NEW ORLEANS (WGNO) – A Louisiana restaurant is facing a lawsuit after violating a federal law under the U.S. Equal Employment Opportunity Commission.
The Bourne’s House Restaurant in Franklinton, admitted to the discrimination violation after they fired and refused to rehire a female employee because she was pregnant.
On May 26, the restaurant and the EEOC resolved the pregnancy discrimination lawsuit through a consent
decree by a U.S. district court judge.
According to the lawsuit, in April 2019 a restaurant manager sent the woman a message through social media stating “I’m not gonna be able to hire you. I didn’t realize that you were expecting a baby,” and when the woman reapplied months later, the court said the business wrote “pregnant” on her application and didn’t rehire her.
The action is in violation of Title VII of the Civil Rights Act of 1964, which prohibits pregnancy-related discrimination. The lawsuit was filed after first attempting to reach a pre-litigation settlement through its voluntary conciliation process meaning that under the five-year decree, Bourne’s House, LLC will not only pay the woman $30,000 in damages, but also:
- conduct training
- revise policies
- provide regular reports to the EEOC
- post a notice that affirms its obligations under Title VII

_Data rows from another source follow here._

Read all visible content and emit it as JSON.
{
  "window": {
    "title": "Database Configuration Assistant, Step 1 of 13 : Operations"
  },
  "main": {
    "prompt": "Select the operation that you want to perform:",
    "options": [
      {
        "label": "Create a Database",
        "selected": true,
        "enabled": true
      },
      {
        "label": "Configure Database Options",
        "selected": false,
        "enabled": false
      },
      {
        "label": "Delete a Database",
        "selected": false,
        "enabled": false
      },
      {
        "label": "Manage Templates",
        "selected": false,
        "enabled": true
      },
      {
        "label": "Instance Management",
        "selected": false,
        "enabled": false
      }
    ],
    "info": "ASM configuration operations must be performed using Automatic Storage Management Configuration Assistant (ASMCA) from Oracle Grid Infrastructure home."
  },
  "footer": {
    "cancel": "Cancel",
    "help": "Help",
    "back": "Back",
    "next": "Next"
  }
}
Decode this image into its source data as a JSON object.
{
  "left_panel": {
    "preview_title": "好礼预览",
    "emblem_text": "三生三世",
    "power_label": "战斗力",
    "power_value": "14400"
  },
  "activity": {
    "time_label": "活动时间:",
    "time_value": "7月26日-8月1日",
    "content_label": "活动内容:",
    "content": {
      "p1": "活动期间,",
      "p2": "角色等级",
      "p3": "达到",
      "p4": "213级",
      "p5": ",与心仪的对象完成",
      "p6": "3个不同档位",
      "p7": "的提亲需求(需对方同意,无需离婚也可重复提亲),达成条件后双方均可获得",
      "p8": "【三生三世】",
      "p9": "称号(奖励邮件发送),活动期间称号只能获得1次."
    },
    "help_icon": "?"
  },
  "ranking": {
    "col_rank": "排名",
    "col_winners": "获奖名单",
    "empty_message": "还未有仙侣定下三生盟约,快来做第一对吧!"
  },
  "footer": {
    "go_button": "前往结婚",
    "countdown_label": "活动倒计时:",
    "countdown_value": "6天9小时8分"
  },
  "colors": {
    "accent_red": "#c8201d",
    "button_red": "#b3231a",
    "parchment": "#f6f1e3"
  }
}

“This is a significant outcome — the employer admitted that it violated the law to resolve the suit,” said Rudy Sustaita, regional attorney for the EEOC’s Houston District Office. “The decree provides relief for the former employee and will help ensure that no employees will be subject to discrimination because they are pregnant. The court’s decree sends a clear message that pregnant workers are entitled to the same opportunities as all other workers.”